* Exercise objective *
Reproduce the records below exactly, leaving their images out.

*** Opening Listed entries ***

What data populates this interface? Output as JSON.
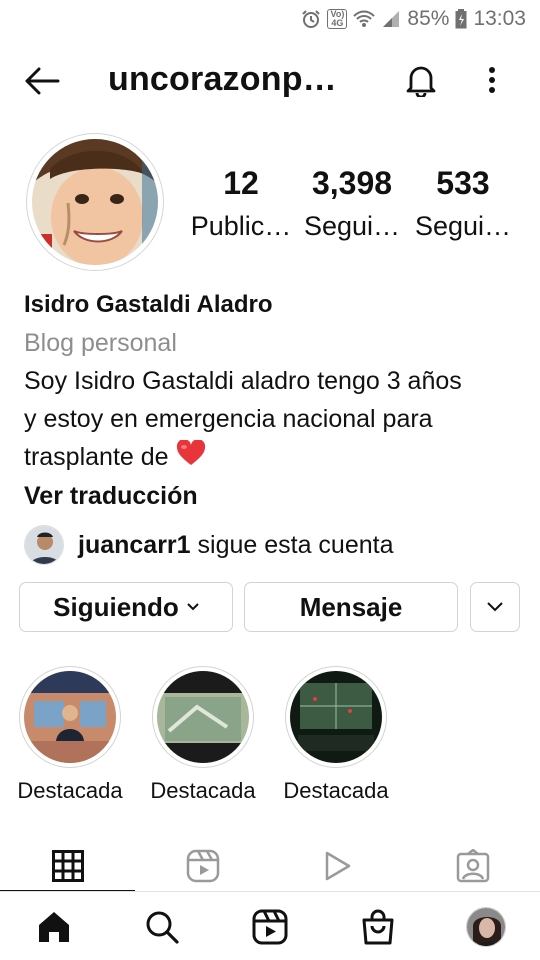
{
  "status_bar": {
    "battery": "85%",
    "time": "13:03",
    "volte_top": "Vo)",
    "volte_bottom": "4G",
    "icons": [
      "alarm-icon",
      "volte-icon",
      "wifi-icon",
      "signal-icon",
      "battery-icon"
    ]
  },
  "header": {
    "username": "uncorazonp…",
    "icons": [
      "back-arrow-icon",
      "bell-icon",
      "more-vertical-icon"
    ]
  },
  "profile": {
    "stats": [
      {
        "value": "12",
        "label": "Public…"
      },
      {
        "value": "3,398",
        "label": "Segui…"
      },
      {
        "value": "533",
        "label": "Segui…"
      }
    ],
    "name": "Isidro Gastaldi Aladro",
    "category": "Blog personal",
    "bio_line1": "Soy Isidro Gastaldi aladro tengo 3 años",
    "bio_line2": "y estoy en emergencia nacional para",
    "bio_line3": "trasplante de ",
    "translate": "Ver traducción",
    "followed_by_user": "juancarr1",
    "followed_by_text": "sigue esta cuenta"
  },
  "buttons": {
    "following": "Siguiendo",
    "message": "Mensaje"
  },
  "highlights": [
    {
      "label": "Destacada"
    },
    {
      "label": "Destacada"
    },
    {
      "label": "Destacada"
    }
  ],
  "tabs": [
    "grid-icon",
    "reels-icon",
    "igtv-play-icon",
    "tagged-icon"
  ],
  "bottom_nav": [
    "home-icon",
    "search-icon",
    "reels-icon",
    "shop-icon",
    "profile-avatar"
  ],
  "colors": {
    "secondary_text": "#8e8e8e",
    "heart": "#e8343b",
    "border": "#d3d3d3"
  }
}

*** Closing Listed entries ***

* Your solution *
What data populates this interface? Output as JSON.
{
  "status_bar": {
    "battery": "85%",
    "time": "13:03",
    "volte_top": "Vo)",
    "volte_bottom": "4G",
    "icons": [
      "alarm-icon",
      "volte-icon",
      "wifi-icon",
      "signal-icon",
      "battery-icon"
    ]
  },
  "header": {
    "username": "uncorazonp…",
    "icons": [
      "back-arrow-icon",
      "bell-icon",
      "more-vertical-icon"
    ]
  },
  "profile": {
    "stats": [
      {
        "value": "12",
        "label": "Public…"
      },
      {
        "value": "3,398",
        "label": "Segui…"
      },
      {
        "value": "533",
        "label": "Segui…"
      }
    ],
    "name": "Isidro Gastaldi Aladro",
    "category": "Blog personal",
    "bio_line1": "Soy Isidro Gastaldi aladro tengo 3 años",
    "bio_line2": "y estoy en emergencia nacional para",
    "bio_line3": "trasplante de ",
    "translate": "Ver traducción",
    "followed_by_user": "juancarr1",
    "followed_by_text": "sigue esta cuenta"
  },
  "buttons": {
    "following": "Siguiendo",
    "message": "Mensaje"
  },
  "highlights": [
    {
      "label": "Destacada"
    },
    {
      "label": "Destacada"
    },
    {
      "label": "Destacada"
    }
  ],
  "tabs": [
    "grid-icon",
    "reels-icon",
    "igtv-play-icon",
    "tagged-icon"
  ],
  "bottom_nav": [
    "home-icon",
    "search-icon",
    "reels-icon",
    "shop-icon",
    "profile-avatar"
  ],
  "colors": {
    "secondary_text": "#8e8e8e",
    "heart": "#e8343b",
    "border": "#d3d3d3"
  }
}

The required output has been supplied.